One of the most-common beliefs many leftists in America hold is that the staggering increase in apartment rents is not a result of not building enough supply but rather a combination of greedy landlords, corporations buying out rental properties, and landlords intentionally keeping units vacant to drive up prices. Take for example this recent post by my former San Francisco supervisor, the socialist Dean Preston. He claims that San Francisco could become affordable within a year, and proposes a set of regulations to be imposed on the rental market.
How to you allocate housing?
But these regulations have one fatal flaw. San Francisco is a very attractive city. Even if the economy is worse than it used to be, the culture, geographical location and climate make it a place where thousands of people would love to live, and are currently blocked only by the high rental prices. If you artificially lower these prices (through legislation), you end up with way more demand that the supply can handle. Even if you think this is morally the right thing to do, you have to address the mismatch between the demand and supply you’re creating.
In other words: how will you allocate housing in the absence of the market mechanism?
When confronted with this question, American leftists usually do not have an answer, or provide some muddy explanation that still focuses on existing residents, as if their living situation was never changing: they never got married, divorced, their kids never grow up, they never leave for a reason other than being priced out etc., and as if there were no new potential residents who would like to move to San Francisco for whatever reason.
History provides a warning
In the absence of their answer, we can look at history.

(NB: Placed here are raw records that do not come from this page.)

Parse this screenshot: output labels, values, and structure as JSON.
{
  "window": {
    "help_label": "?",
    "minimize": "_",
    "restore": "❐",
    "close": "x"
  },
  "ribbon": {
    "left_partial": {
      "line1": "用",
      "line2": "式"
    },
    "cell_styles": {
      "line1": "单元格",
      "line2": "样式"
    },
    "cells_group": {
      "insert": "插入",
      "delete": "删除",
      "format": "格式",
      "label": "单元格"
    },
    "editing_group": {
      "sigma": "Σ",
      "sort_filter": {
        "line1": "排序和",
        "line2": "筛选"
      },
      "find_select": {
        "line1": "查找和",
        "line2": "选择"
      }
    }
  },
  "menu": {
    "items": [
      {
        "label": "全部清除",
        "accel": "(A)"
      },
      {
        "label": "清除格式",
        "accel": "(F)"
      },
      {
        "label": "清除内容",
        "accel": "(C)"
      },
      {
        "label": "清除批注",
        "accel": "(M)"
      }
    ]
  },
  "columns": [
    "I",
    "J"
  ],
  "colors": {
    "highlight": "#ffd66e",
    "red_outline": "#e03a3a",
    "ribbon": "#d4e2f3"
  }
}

In the Eastern Bloc (where the state actually built housing – just never fast enough to house its growing populations), the price mechanism was also removed from the housing equation. How did those states allocate housing, then?
Let’s look at my home country, Poland. In the socialist Poland, the housing shortage was acute. But it was especially acute in the most-attractive big cities, similarly to how it is in America today. Warsaw in particular was the place where everyone wanted to live (socialist states are typically very centralized, with all the good jobs and services focused in the capital city), but there was never enough housing.
Since rents could not be raised to depress demand, the state had to resort to other tactics. They introduced meldunek, which can be translated as geographical registration. Every Pole was assigned to a specific address, and could not live anywhere else. There was just no such a thing as geographical mobility – unless you could secure meldunek in a different location, you could never move. Even if you had all the money in the world, or were a world-renowned scientist, or needed to escape your abusive family, you just could not move to a different part of the country.
Besides the personal implications to the lives of millions of Poles, this policy also had a disastrous economic impact. Warsaw did not reach its pre-war population levels until the 1970s (similarly destroyed Rotterdam managed to get back to its pre-war population by the early 1950s) because the state could not build enough housing and was artificially suppressing demand.
Some towns around Warsaw were more lenient and grew tremendously (in fact, many of the most densely populated towns in Poland are just outside Warsaw to this day), putting pressure on railway lines and forcing long commute times on people who could have lived in Warsaw proper if it wasn’t for the meldunek system. Officials in charge of the meldunek system would also get bribed by people who desperately wanted to live in the capital.
Those who couldn’t afford bribes and could not secure meldunek in satellite towns of Warsaw had to live elsewhere – often in small, provincial towns, where their talents were wasted, they grew angry (often at those who managed to get to Warsaw), and now their children (who moved to Warsaw and other big cities since Poland is a capitalist economy now) dealing with parents left behind while they struggle to organize childcare.
There is no denying that market forces are not always pleasant, and that sometimes the misalignment between supply and demand puts pressure on people. But the opposite is arguably even worse, trapping people in places they don’t want to live, destroying economic growth, and driving resentment.